Source data
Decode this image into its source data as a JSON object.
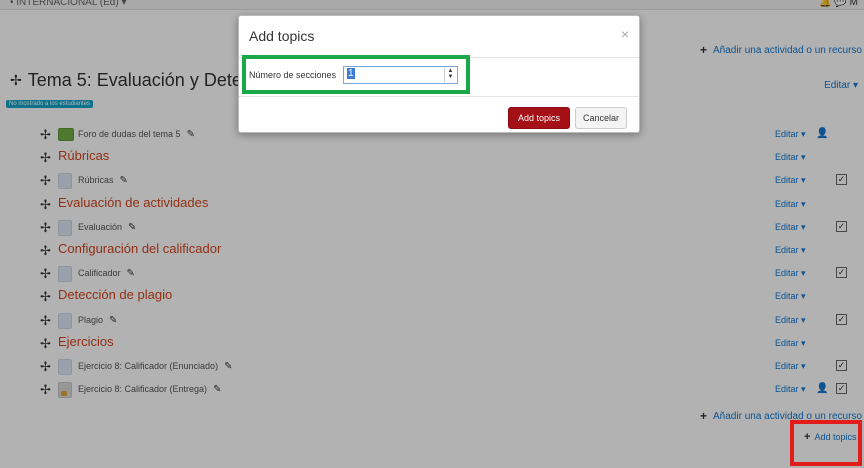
{
  "topbar": {
    "left_text": "• INTERNACIONAL (Ed) ▾",
    "right_text": "🔔 💬 M"
  },
  "add_activity_label": "Añadir una actividad o un recurso",
  "section": {
    "title": "Tema 5: Evaluación y Dete",
    "badge": "No mostrado a los estudiantes",
    "edit_label": "Editar ▾"
  },
  "rows": [
    {
      "kind": "activity",
      "icon": "forum-icon",
      "name": "Foro de dudas del tema 5",
      "edit": "Editar ▾",
      "person": true,
      "check": false
    },
    {
      "kind": "heading",
      "name": "Rúbricas",
      "edit": "Editar ▾"
    },
    {
      "kind": "activity",
      "icon": "file-icon",
      "name": "Rúbricas",
      "edit": "Editar ▾",
      "person": false,
      "check": true
    },
    {
      "kind": "heading",
      "name": "Evaluación de actividades",
      "edit": "Editar ▾"
    },
    {
      "kind": "activity",
      "icon": "file-icon",
      "name": "Evaluación",
      "edit": "Editar ▾",
      "person": false,
      "check": true
    },
    {
      "kind": "heading",
      "name": "Configuración del calificador",
      "edit": "Editar ▾"
    },
    {
      "kind": "activity",
      "icon": "file-icon",
      "name": "Calificador",
      "edit": "Editar ▾",
      "person": false,
      "check": true
    },
    {
      "kind": "heading",
      "name": "Detección de plagio",
      "edit": "Editar ▾"
    },
    {
      "kind": "activity",
      "icon": "file-icon",
      "name": "Plagio",
      "edit": "Editar ▾",
      "person": false,
      "check": true
    },
    {
      "kind": "heading",
      "name": "Ejercicios",
      "edit": "Editar ▾"
    },
    {
      "kind": "activity",
      "icon": "file-icon",
      "name": "Ejercicio 8: Calificador (Enunciado)",
      "edit": "Editar ▾",
      "person": false,
      "check": true
    },
    {
      "kind": "activity",
      "icon": "assignment-icon",
      "name": "Ejercicio 8: Calificador (Entrega)",
      "edit": "Editar ▾",
      "person": true,
      "check": true
    }
  ],
  "add_topics_label": "Add topics",
  "modal": {
    "title": "Add topics",
    "close_glyph": "×",
    "field_label": "Número de secciones",
    "field_value": "1",
    "primary_button": "Add topics",
    "cancel_button": "Cancelar"
  },
  "glyphs": {
    "move": "✢",
    "pencil": "✎",
    "person": "👤",
    "check": "✓",
    "plus": "+",
    "spin_up": "▲",
    "spin_down": "▼"
  },
  "colors": {
    "link": "#1177d1",
    "heading": "#d2451e",
    "primary_button": "#a50f16",
    "highlight_green": "#1ba84a",
    "highlight_red": "#e21b1b",
    "badge": "#13a5c9"
  }
}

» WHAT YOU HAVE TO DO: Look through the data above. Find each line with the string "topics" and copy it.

» ANSWER FOR THE TASK:
  "add_topics_label": "Add topics",
    "title": "Add topics",
    "primary_button": "Add topics",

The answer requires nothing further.